# [EXERCISE BRIEF]
Repeat every line below exactly, word for word.

*** RECORD EXTRACTS ***

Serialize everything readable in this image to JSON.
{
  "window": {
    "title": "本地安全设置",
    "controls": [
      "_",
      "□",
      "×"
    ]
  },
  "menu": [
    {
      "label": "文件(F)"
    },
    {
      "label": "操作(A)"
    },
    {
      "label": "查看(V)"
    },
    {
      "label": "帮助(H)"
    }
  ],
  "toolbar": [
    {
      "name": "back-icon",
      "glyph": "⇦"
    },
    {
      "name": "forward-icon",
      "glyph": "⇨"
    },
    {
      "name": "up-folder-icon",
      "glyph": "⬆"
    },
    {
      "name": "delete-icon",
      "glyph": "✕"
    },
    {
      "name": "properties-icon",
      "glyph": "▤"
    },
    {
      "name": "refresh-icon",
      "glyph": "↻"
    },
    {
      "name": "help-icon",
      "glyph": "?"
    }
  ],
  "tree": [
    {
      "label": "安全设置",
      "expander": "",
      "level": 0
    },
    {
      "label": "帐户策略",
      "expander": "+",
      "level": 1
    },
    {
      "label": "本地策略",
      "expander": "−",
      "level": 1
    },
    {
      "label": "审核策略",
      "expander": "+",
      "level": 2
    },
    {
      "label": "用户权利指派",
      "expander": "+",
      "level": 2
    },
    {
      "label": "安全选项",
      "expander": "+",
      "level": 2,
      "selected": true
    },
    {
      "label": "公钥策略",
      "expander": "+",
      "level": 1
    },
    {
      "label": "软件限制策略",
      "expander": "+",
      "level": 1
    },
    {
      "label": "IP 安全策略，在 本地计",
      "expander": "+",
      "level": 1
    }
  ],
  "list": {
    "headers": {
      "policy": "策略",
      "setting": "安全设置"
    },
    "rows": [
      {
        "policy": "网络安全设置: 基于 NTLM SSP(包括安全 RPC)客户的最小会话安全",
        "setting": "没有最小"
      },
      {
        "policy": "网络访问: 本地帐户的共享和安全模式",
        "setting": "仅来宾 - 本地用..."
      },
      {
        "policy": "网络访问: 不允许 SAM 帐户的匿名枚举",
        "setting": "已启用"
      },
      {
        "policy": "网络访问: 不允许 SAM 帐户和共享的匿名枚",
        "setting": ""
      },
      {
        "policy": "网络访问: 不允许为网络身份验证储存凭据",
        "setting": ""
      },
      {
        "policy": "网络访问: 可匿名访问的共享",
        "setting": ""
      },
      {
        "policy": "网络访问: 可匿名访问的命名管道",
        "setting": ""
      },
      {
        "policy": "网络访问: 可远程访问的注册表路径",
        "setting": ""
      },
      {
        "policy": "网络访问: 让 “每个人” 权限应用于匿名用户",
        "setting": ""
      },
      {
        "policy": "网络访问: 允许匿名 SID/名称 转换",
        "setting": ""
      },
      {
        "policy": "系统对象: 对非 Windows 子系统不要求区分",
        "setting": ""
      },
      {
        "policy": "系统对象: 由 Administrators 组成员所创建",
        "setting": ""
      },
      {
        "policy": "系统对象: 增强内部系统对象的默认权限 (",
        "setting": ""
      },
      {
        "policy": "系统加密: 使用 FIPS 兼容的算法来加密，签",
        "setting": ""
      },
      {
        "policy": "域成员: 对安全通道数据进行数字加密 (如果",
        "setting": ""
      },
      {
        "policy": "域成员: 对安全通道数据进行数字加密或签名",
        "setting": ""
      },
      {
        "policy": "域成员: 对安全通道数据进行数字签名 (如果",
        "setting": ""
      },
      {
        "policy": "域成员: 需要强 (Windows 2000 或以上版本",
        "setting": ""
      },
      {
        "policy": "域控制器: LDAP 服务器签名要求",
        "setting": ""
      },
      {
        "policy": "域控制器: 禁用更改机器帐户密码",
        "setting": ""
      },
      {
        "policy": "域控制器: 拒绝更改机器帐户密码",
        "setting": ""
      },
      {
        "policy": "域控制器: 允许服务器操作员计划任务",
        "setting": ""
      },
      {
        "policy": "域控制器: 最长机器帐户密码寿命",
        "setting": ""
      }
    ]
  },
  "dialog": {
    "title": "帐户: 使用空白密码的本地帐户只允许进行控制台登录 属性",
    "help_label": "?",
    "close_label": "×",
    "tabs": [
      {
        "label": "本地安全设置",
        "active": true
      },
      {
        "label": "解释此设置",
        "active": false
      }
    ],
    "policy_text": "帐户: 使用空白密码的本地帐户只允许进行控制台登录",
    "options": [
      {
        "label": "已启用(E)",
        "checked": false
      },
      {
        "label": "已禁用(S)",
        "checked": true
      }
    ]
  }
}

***

# [ANSWER TO THIS PROBLEM]
Serialize everything readable in this image to JSON.
{
  "window": {
    "title": "本地安全设置",
    "controls": [
      "_",
      "□",
      "×"
    ]
  },
  "menu": [
    {
      "label": "文件(F)"
    },
    {
      "label": "操作(A)"
    },
    {
      "label": "查看(V)"
    },
    {
      "label": "帮助(H)"
    }
  ],
  "toolbar": [
    {
      "name": "back-icon",
      "glyph": "⇦"
    },
    {
      "name": "forward-icon",
      "glyph": "⇨"
    },
    {
      "name": "up-folder-icon",
      "glyph": "⬆"
    },
    {
      "name": "delete-icon",
      "glyph": "✕"
    },
    {
      "name": "properties-icon",
      "glyph": "▤"
    },
    {
      "name": "refresh-icon",
      "glyph": "↻"
    },
    {
      "name": "help-icon",
      "glyph": "?"
    }
  ],
  "tree": [
    {
      "label": "安全设置",
      "expander": "",
      "level": 0
    },
    {
      "label": "帐户策略",
      "expander": "+",
      "level": 1
    },
    {
      "label": "本地策略",
      "expander": "−",
      "level": 1
    },
    {
      "label": "审核策略",
      "expander": "+",
      "level": 2
    },
    {
      "label": "用户权利指派",
      "expander": "+",
      "level": 2
    },
    {
      "label": "安全选项",
      "expander": "+",
      "level": 2,
      "selected": true
    },
    {
      "label": "公钥策略",
      "expander": "+",
      "level": 1
    },
    {
      "label": "软件限制策略",
      "expander": "+",
      "level": 1
    },
    {
      "label": "IP 安全策略，在 本地计",
      "expander": "+",
      "level": 1
    }
  ],
  "list": {
    "headers": {
      "policy": "策略",
      "setting": "安全设置"
    },
    "rows": [
      {
        "policy": "网络安全设置: 基于 NTLM SSP(包括安全 RPC)客户的最小会话安全",
        "setting": "没有最小"
      },
      {
        "policy": "网络访问: 本地帐户的共享和安全模式",
        "setting": "仅来宾 - 本地用..."
      },
      {
        "policy": "网络访问: 不允许 SAM 帐户的匿名枚举",
        "setting": "已启用"
      },
      {
        "policy": "网络访问: 不允许 SAM 帐户和共享的匿名枚",
        "setting": ""
      },
      {
        "policy": "网络访问: 不允许为网络身份验证储存凭据",
        "setting": ""
      },
      {
        "policy": "网络访问: 可匿名访问的共享",
        "setting": ""
      },
      {
        "policy": "网络访问: 可匿名访问的命名管道",
        "setting": ""
      },
      {
        "policy": "网络访问: 可远程访问的注册表路径",
        "setting": ""
      },
      {
        "policy": "网络访问: 让 “每个人” 权限应用于匿名用户",
        "setting": ""
      },
      {
        "policy": "网络访问: 允许匿名 SID/名称 转换",
        "setting": ""
      },
      {
        "policy": "系统对象: 对非 Windows 子系统不要求区分",
        "setting": ""
      },
      {
        "policy": "系统对象: 由 Administrators 组成员所创建",
        "setting": ""
      },
      {
        "policy": "系统对象: 增强内部系统对象的默认权限 (",
        "setting": ""
      },
      {
        "policy": "系统加密: 使用 FIPS 兼容的算法来加密，签",
        "setting": ""
      },
      {
        "policy": "域成员: 对安全通道数据进行数字加密 (如果",
        "setting": ""
      },
      {
        "policy": "域成员: 对安全通道数据进行数字加密或签名",
        "setting": ""
      },
      {
        "policy": "域成员: 对安全通道数据进行数字签名 (如果",
        "setting": ""
      },
      {
        "policy": "域成员: 需要强 (Windows 2000 或以上版本",
        "setting": ""
      },
      {
        "policy": "域控制器: LDAP 服务器签名要求",
        "setting": ""
      },
      {
        "policy": "域控制器: 禁用更改机器帐户密码",
        "setting": ""
      },
      {
        "policy": "域控制器: 拒绝更改机器帐户密码",
        "setting": ""
      },
      {
        "policy": "域控制器: 允许服务器操作员计划任务",
        "setting": ""
      },
      {
        "policy": "域控制器: 最长机器帐户密码寿命",
        "setting": ""
      }
    ]
  },
  "dialog": {
    "title": "帐户: 使用空白密码的本地帐户只允许进行控制台登录 属性",
    "help_label": "?",
    "close_label": "×",
    "tabs": [
      {
        "label": "本地安全设置",
        "active": true
      },
      {
        "label": "解释此设置",
        "active": false
      }
    ],
    "policy_text": "帐户: 使用空白密码的本地帐户只允许进行控制台登录",
    "options": [
      {
        "label": "已启用(E)",
        "checked": false
      },
      {
        "label": "已禁用(S)",
        "checked": true
      }
    ]
  }
}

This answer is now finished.